======== Extracted entries

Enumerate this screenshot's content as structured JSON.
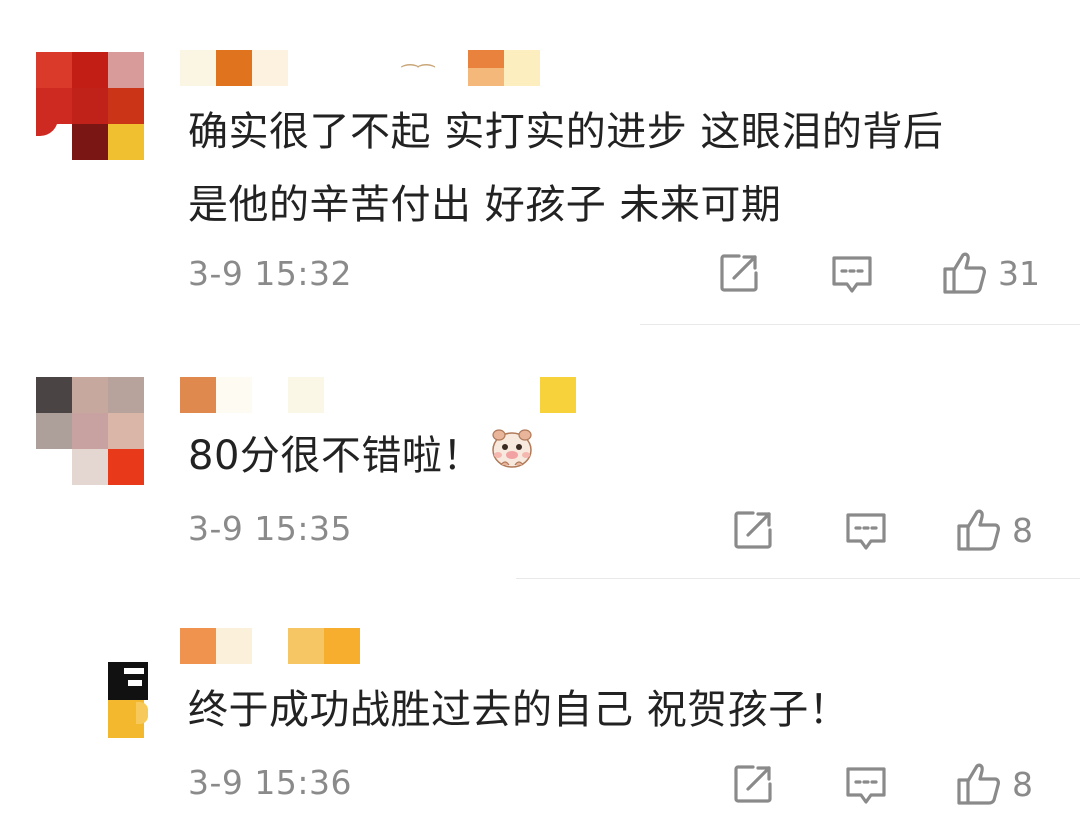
{
  "comments": [
    {
      "text": "确实很了不起 实打实的进步 这眼泪的背后是他的辛苦付出 好孩子 未来可期",
      "text_line1": "确实很了不起 实打实的进步 这眼泪的背后",
      "text_line2": "是他的辛苦付出 好孩子 未来可期",
      "time": "3-9 15:32",
      "likes": "31",
      "icons": [
        "share-icon",
        "reply-icon",
        "like-icon"
      ]
    },
    {
      "text": "80分很不错啦！",
      "emoji": "hamster-emoji-icon",
      "time": "3-9 15:35",
      "likes": "8",
      "icons": [
        "share-icon",
        "reply-icon",
        "like-icon"
      ]
    },
    {
      "text": "终于成功战胜过去的自己 祝贺孩子！",
      "time": "3-9 15:36",
      "likes": "8",
      "icons": [
        "share-icon",
        "reply-icon",
        "like-icon"
      ]
    }
  ],
  "colors": {
    "text": "#222222",
    "meta": "#8a8a8a",
    "divider": "#e9e9e9"
  }
}
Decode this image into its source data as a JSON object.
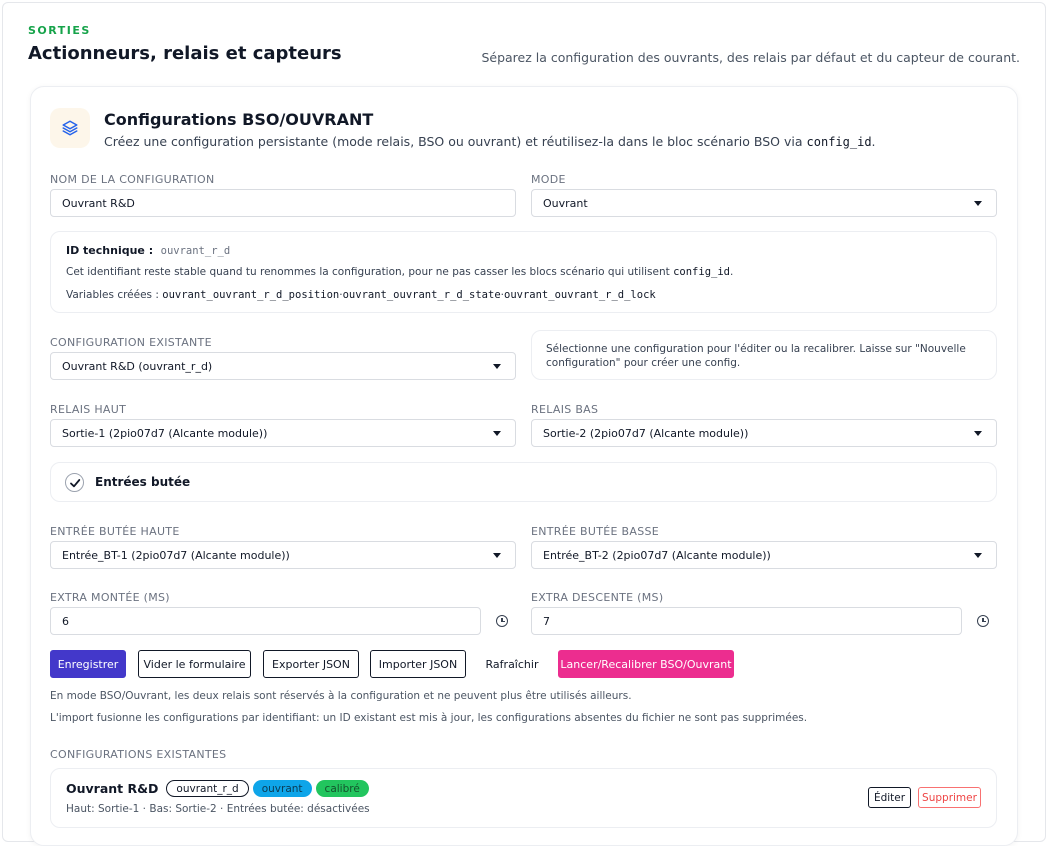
{
  "section": {
    "tag": "SORTIES",
    "title": "Actionneurs, relais et capteurs",
    "description": "Séparez la configuration des ouvrants, des relais par défaut et du capteur de courant."
  },
  "card": {
    "icon": "layers-icon",
    "title": "Configurations BSO/OUVRANT",
    "subtitle_before": "Créez une configuration persistante (mode relais, BSO ou ouvrant) et réutilisez-la dans le bloc scénario BSO via",
    "subtitle_code": "config_id",
    "subtitle_after": "."
  },
  "form": {
    "name_label": "NOM DE LA CONFIGURATION",
    "name_value": "Ouvrant R&D",
    "mode_label": "MODE",
    "mode_value": "Ouvrant",
    "tech_id_label": "ID technique :",
    "tech_id_value": "ouvrant_r_d",
    "tech_id_note_before": "Cet identifiant reste stable quand tu renommes la configuration, pour ne pas casser les blocs scénario qui utilisent",
    "tech_id_note_code": "config_id",
    "tech_id_note_after": ".",
    "variables_label": "Variables créées :",
    "variable_1": "ouvrant_ouvrant_r_d_position",
    "variable_2": "ouvrant_ouvrant_r_d_state",
    "variable_3": "ouvrant_ouvrant_r_d_lock",
    "variable_sep": "·",
    "existing_label": "CONFIGURATION EXISTANTE",
    "existing_value": "Ouvrant R&D (ouvrant_r_d)",
    "existing_help": "Sélectionne une configuration pour l'éditer ou la recalibrer. Laisse sur \"Nouvelle configuration\" pour créer une config.",
    "relay_up_label": "RELAIS HAUT",
    "relay_up_value": "Sortie-1 (2pio07d7 (Alcante module))",
    "relay_down_label": "RELAIS BAS",
    "relay_down_value": "Sortie-2 (2pio07d7 (Alcante module))",
    "limit_inputs_label": "Entrées butée",
    "limit_inputs_checked": true,
    "limit_up_label": "ENTRÉE BUTÉE HAUTE",
    "limit_up_value": "Entrée_BT-1 (2pio07d7 (Alcante module))",
    "limit_down_label": "ENTRÉE BUTÉE BASSE",
    "limit_down_value": "Entrée_BT-2 (2pio07d7 (Alcante module))",
    "extra_up_label": "EXTRA MONTÉE (MS)",
    "extra_up_value": "6",
    "extra_down_label": "EXTRA DESCENTE (MS)",
    "extra_down_value": "7"
  },
  "actions": {
    "save": "Enregistrer",
    "clear": "Vider le formulaire",
    "export": "Exporter JSON",
    "import": "Importer JSON",
    "refresh": "Rafraîchir",
    "calibrate": "Lancer/Recalibrer BSO/Ouvrant"
  },
  "notes": {
    "note_1": "En mode BSO/Ouvrant, les deux relais sont réservés à la configuration et ne peuvent plus être utilisés ailleurs.",
    "note_2": "L'import fusionne les configurations par identifiant: un ID existant est mis à jour, les configurations absentes du fichier ne sont pas supprimées."
  },
  "existing_list": {
    "label": "CONFIGURATIONS EXISTANTES",
    "items": [
      {
        "name": "Ouvrant R&D",
        "id_tag": "ouvrant_r_d",
        "mode_tag": "ouvrant",
        "status_tag": "calibré",
        "details": "Haut: Sortie-1 · Bas: Sortie-2 · Entrées butée: désactivées",
        "edit": "Éditer",
        "delete": "Supprimer"
      }
    ]
  },
  "colors": {
    "accent_green": "#16a34a",
    "primary": "#4338ca",
    "pink": "#ec2d8f",
    "pill_blue": "#0ea5e9",
    "pill_green": "#22c55e",
    "danger": "#f87171"
  }
}
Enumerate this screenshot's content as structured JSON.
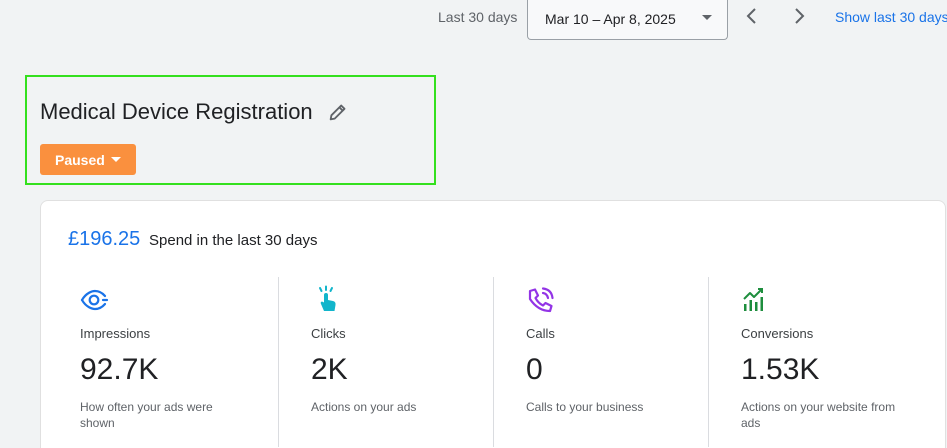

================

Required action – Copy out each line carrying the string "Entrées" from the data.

Answer to this problem –
    "limit_inputs_label": "Entrées butée",
        "details": "Haut: Sortie-1 · Bas: Sortie-2 · Entrées butée: désactivées",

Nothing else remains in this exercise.